[Data — start]

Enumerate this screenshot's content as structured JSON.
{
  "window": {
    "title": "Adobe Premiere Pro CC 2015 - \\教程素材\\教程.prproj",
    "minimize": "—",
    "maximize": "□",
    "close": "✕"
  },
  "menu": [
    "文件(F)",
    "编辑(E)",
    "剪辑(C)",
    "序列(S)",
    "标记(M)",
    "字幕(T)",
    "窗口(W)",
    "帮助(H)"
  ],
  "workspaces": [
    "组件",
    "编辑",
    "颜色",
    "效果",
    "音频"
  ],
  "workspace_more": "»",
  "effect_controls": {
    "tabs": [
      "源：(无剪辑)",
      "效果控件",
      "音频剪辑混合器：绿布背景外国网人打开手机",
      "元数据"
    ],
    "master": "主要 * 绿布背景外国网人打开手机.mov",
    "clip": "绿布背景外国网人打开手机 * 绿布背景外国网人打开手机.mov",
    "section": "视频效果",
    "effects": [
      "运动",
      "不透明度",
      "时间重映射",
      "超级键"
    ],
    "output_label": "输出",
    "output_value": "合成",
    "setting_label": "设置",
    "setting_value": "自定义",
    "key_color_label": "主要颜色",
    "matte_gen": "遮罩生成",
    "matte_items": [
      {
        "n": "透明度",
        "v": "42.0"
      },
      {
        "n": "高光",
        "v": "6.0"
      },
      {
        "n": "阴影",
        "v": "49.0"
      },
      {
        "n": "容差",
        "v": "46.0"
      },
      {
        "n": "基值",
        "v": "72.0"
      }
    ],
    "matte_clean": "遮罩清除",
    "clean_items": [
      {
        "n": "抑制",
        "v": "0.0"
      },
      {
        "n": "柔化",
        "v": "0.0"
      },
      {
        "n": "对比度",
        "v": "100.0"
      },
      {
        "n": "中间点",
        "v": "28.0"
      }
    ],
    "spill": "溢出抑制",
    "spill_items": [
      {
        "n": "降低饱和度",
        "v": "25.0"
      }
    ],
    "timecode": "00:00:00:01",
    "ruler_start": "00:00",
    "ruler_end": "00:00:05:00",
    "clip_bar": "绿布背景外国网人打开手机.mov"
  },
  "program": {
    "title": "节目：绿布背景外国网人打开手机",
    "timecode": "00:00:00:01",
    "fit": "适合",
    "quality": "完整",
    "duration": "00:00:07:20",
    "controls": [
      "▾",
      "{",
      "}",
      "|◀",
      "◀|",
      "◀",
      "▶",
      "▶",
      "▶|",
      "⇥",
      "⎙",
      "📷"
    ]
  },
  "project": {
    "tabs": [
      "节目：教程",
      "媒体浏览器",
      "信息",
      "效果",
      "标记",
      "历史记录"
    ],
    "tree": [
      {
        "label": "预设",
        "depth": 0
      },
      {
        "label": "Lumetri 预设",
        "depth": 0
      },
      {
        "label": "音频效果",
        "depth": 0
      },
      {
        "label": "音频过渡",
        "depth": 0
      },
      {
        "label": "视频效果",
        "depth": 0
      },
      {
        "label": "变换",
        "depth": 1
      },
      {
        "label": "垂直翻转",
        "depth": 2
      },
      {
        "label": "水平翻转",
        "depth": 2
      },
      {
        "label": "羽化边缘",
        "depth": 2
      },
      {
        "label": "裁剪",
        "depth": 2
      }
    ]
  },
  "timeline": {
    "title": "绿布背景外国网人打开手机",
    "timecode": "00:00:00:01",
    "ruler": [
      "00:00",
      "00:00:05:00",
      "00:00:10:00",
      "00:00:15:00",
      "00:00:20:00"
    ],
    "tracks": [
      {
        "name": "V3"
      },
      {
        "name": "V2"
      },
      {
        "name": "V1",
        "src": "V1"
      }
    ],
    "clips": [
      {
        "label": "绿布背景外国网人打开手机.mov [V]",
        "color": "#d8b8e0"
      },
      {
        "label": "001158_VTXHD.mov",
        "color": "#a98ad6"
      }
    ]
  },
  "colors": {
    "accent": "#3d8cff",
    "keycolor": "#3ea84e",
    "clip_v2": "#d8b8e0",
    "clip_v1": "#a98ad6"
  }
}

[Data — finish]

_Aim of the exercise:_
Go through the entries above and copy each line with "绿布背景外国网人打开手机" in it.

_Response box:_
      "音频剪辑混合器：绿布背景外国网人打开手机",
    "master": "主要 * 绿布背景外国网人打开手机.mov",
    "clip": "绿布背景外国网人打开手机 * 绿布背景外国网人打开手机.mov",
    "clip_bar": "绿布背景外国网人打开手机.mov"
    "title": "节目：绿布背景外国网人打开手机",
    "title": "绿布背景外国网人打开手机",
        "label": "绿布背景外国网人打开手机.mov [V]",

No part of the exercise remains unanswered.